Run through the records and, wherever a line holds the word "then", return that line.

Excerpts from a dataset:
____
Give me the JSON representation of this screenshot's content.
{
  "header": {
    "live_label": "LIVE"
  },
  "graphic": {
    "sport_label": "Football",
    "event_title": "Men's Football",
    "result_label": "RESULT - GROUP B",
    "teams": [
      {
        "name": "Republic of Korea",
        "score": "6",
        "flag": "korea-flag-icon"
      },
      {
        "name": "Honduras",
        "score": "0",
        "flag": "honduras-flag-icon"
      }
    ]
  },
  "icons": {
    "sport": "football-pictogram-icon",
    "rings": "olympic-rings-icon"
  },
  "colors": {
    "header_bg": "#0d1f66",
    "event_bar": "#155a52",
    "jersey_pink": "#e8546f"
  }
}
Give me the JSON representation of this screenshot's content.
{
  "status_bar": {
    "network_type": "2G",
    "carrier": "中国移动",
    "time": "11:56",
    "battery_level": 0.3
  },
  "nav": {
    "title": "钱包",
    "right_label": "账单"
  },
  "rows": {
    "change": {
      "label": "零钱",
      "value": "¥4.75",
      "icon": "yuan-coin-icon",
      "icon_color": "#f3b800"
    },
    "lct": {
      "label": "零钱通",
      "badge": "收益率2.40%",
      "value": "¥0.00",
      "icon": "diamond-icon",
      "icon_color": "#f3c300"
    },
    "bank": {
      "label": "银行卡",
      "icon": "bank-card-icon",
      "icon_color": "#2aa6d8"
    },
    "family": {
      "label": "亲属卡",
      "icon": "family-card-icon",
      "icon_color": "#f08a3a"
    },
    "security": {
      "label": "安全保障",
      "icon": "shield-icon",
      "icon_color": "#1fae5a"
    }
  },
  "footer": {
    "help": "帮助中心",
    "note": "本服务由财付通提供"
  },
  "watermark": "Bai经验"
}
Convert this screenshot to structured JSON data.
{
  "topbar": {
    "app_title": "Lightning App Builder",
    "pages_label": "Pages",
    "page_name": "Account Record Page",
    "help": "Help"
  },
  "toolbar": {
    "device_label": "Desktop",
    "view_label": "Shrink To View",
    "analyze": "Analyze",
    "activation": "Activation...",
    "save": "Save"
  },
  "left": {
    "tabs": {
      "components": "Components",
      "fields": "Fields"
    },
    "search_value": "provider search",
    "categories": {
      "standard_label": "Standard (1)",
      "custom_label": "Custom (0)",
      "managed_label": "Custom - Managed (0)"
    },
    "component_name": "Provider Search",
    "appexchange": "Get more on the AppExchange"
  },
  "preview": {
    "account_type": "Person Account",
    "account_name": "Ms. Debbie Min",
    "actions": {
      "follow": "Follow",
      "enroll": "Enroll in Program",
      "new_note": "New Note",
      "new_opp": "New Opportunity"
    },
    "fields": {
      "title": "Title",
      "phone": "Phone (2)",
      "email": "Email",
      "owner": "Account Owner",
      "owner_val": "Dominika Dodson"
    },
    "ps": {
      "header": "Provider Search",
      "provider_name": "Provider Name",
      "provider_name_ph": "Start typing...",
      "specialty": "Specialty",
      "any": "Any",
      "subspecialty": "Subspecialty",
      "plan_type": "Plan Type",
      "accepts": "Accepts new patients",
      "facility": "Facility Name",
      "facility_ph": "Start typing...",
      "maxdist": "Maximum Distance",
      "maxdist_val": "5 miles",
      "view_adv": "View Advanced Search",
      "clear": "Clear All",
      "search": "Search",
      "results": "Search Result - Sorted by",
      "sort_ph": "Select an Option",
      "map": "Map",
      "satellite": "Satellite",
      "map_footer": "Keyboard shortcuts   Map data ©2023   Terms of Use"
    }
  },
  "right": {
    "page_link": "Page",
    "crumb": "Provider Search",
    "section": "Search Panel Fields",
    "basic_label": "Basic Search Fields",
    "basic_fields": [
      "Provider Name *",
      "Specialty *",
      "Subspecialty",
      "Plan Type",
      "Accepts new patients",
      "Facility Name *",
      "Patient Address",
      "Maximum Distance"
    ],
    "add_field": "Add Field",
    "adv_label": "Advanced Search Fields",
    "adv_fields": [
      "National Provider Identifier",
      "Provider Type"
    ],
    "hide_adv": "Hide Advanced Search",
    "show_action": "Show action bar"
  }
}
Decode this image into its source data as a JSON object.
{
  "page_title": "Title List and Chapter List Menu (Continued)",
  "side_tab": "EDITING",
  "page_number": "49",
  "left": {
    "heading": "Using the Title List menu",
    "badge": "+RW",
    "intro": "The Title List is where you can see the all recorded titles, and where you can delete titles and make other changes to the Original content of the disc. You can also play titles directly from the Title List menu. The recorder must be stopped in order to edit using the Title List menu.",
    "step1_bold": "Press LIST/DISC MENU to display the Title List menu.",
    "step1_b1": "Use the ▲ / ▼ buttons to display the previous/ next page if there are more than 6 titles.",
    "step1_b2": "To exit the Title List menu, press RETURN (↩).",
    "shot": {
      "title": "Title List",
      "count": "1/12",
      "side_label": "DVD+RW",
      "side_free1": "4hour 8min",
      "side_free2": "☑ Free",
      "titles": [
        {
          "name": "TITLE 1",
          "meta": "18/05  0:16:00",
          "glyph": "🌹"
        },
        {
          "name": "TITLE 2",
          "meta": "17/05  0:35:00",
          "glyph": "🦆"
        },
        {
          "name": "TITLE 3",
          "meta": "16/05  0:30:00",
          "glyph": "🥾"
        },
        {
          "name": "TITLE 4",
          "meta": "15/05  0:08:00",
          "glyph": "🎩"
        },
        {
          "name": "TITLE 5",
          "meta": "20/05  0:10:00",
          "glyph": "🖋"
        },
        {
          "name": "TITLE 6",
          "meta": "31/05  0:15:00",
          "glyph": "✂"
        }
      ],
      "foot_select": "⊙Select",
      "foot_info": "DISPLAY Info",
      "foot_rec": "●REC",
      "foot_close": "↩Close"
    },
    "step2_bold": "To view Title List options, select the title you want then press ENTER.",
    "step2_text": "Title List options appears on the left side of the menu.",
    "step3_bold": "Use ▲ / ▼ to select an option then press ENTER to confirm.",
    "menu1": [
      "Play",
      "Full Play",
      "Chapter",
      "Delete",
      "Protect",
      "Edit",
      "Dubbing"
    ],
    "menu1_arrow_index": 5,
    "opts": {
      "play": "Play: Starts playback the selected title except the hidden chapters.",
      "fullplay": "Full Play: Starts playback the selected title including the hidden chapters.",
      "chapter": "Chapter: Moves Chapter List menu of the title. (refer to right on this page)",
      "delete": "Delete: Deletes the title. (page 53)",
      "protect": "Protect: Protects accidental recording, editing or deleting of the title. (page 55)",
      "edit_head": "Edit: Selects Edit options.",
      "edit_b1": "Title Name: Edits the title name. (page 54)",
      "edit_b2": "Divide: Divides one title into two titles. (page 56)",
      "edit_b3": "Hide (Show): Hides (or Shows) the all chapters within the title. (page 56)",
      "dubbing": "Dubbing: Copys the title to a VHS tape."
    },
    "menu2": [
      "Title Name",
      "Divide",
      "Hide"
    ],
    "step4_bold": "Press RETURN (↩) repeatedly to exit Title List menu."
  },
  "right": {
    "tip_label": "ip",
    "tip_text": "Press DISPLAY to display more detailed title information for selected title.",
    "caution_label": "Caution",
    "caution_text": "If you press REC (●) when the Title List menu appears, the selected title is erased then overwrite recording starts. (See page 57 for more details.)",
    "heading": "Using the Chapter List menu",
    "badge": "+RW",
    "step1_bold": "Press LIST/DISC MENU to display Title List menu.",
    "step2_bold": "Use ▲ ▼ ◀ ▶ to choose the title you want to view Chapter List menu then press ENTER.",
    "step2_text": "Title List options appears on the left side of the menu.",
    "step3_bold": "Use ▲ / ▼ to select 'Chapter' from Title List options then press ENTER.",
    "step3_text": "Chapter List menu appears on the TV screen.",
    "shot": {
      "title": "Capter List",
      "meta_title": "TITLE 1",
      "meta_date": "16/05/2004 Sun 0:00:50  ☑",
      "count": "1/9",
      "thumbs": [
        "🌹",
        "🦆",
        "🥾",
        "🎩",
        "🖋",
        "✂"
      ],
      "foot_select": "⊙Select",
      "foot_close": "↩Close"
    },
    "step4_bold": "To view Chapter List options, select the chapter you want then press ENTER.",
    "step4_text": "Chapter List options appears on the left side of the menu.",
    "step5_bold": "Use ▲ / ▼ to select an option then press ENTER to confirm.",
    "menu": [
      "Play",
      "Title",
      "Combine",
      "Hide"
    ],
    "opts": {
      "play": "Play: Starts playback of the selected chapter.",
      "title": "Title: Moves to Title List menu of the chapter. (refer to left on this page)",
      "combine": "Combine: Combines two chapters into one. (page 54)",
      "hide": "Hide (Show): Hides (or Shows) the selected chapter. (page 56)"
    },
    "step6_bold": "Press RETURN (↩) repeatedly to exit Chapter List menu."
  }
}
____
-- Output for this exercise --
    "step2_bold": "To view Title List options, select the title you want then press ENTER.",
    "step3_bold": "Use ▲ / ▼ to select an option then press ENTER to confirm.",
    "caution_text": "If you press REC (●) when the Title List menu appears, the selected title is erased then overwrite recording starts. (See page 57 for more details.)",
    "step2_bold": "Use ▲ ▼ ◀ ▶ to choose the title you want to view Chapter List menu then press ENTER.",
    "step3_bold": "Use ▲ / ▼ to select 'Chapter' from Title List options then press ENTER.",
    "step4_bold": "To view Chapter List options, select the chapter you want then press ENTER.",
    "step5_bold": "Use ▲ / ▼ to select an option then press ENTER to confirm.",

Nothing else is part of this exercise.